The common definition of a tragedy is the fall of a great man. Canberra playwright Emma Gibson’s new drama concerns the fall of a great woman.
Written with the help of the Hive Development Program, which supports Canberra’s new and emerging playwrights, Emma Gibson’s Widowbird is an impassioned fable about a young woman who discovers her tears have the power to heal. The script premiered as a staged reading in August, at the 9th International Women Playwrights Conference in Stockholm; its current run is part of the ‘Made in Canberra’ season; a diverse five month program of theatre, music, dance and opera.

Gibson has invented a mythology of her own, setting the action of Widowbird in an indeterminate ancient place and time; and cites Sophocles’ Theban play, Antigone, Joan of Arc, and A Thousand and One Nights as inspirations. While Widowbird is not a facsimile of Antigone, it does feature a strong female central character: Atajarah, the woman whose tears have healing properties.

Atajarah travels from her village of Want to offer help to the King, and Darius, his alchemist. She seeks to help all humanity, including her own villagers, who are dying of the scourge. Darius and the King force her to heal wounded soldiers who are at war with the villagers, thus creating an immortal army that cannot be vanquished. Atajarah’s power to heal is abused and drained by Darius and the King and when she finally returns to her village, it is in ruins, and there are few survivors.

The common definition of a tragedy is the fall of a great man. Widowbird is about the fall of a great woman. In the first act, Atajarah seeks to heal. In the second act, her healing power is gone and she has borne a daughter, Asatira, whom she shields from the world in order to save her from a similar fate. In doing so, Atajarah falls from grace, becoming an oppressor instead of a healer.
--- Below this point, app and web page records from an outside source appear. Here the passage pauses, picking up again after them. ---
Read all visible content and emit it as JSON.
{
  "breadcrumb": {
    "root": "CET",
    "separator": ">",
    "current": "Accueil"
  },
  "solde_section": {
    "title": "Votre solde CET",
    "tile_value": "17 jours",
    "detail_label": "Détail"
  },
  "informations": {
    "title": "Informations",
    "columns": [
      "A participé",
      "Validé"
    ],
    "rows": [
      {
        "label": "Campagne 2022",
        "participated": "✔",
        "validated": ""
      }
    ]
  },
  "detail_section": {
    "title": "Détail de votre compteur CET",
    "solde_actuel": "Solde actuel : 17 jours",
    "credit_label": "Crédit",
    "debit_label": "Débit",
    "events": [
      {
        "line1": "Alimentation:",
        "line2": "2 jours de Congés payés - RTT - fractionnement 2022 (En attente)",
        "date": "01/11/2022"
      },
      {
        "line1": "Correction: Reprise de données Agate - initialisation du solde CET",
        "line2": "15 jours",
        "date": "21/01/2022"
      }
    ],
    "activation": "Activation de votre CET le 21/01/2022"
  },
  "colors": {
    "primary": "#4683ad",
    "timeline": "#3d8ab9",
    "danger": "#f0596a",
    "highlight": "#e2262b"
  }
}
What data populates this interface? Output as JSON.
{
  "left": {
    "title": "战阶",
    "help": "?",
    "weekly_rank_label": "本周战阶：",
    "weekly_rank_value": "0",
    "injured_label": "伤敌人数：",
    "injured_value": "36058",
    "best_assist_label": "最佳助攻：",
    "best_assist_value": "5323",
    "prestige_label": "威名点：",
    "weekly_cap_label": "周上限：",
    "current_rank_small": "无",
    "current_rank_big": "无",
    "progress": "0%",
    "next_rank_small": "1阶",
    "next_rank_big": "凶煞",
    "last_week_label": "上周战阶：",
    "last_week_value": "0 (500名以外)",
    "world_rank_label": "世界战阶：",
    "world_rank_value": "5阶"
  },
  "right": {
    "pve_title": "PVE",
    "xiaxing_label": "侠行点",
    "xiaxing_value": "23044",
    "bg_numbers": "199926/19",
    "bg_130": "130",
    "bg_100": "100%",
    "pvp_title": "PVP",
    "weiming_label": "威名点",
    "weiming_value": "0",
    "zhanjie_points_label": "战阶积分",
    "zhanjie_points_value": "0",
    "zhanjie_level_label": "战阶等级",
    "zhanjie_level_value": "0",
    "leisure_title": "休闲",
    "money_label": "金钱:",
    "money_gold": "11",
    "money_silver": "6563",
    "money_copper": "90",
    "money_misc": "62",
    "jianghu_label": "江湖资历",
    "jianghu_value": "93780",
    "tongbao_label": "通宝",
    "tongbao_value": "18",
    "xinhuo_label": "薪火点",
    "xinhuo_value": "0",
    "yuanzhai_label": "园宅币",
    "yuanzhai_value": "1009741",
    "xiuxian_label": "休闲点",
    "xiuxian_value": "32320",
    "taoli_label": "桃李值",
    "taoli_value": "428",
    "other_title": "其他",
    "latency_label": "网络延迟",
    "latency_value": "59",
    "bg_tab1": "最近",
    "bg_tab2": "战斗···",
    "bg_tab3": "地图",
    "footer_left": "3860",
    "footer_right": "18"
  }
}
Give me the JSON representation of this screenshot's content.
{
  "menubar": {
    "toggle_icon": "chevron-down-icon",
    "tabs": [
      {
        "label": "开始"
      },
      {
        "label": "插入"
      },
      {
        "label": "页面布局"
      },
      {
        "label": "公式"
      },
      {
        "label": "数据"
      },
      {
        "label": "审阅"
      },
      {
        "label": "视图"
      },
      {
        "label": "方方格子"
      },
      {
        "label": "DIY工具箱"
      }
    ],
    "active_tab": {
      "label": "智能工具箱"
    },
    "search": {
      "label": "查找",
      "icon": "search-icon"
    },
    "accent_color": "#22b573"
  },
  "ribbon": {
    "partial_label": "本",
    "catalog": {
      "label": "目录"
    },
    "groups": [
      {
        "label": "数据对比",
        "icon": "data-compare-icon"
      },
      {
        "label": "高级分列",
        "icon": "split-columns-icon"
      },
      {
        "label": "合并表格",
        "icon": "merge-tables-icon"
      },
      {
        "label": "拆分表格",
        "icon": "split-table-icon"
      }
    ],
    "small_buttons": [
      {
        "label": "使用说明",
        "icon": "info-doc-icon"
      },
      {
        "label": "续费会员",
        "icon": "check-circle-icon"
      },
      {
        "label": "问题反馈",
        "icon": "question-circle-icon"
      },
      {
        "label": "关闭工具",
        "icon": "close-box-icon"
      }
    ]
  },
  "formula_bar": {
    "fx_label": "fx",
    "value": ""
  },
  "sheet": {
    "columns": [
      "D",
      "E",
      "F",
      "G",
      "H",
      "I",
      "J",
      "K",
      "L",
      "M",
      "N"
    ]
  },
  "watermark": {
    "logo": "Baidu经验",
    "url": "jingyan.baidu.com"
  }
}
The cast includes a storyteller who functions as a Greek chorus. At times, the storyteller narrates what is already obvious by the action, but Leith Arundel and Alison McGregor share this role and chronicle the story with the right level of solemnity and authority.

Joanna Richards and Leith Arundel share the weight of performing young and old Atajarah respectively, with Arundel being the most convincing. Stephen Fitzgerald pays live music at the back of the stage and this greatly adds to the mood and pace of the play.

I had imagined that the story of a weeping healer would be a lighter fable, more ethereal, but I found the play heavy going and too intense for my taste. It would best be viewed by those who want to see a new take on a Greek tragedy.

Rating: Three stars out of five.

By Emma Gibson
Director: Joanne Schultz
Design: Christiane Nowak
Lighting Design: Alister Emerson
Music and Sound Design: Stephen Fitzgerald
Stage Combat: Dene Kermond
Cast: Leith Arundel (Old Atajarah, Espina, Storyteller), Raoul Craemer (Darius), Dene Kermond (King, Baijan, soldiers), Alison McGregor (Fortina, Storyteller), Joanna Richards (Young Atajarah, Asatira)
Running time: 90 mins (plus interval)

The Street Theatre, Canberra
September 8 – 16

Linda Pascal

Tuesday 11 September, 2012

About the author

Linda Pascal is a life-long supporter of the arts and creative people and has an abiding love of art, Australian history and literature, and Russian cultural history and literature. Five of her short stories have been published.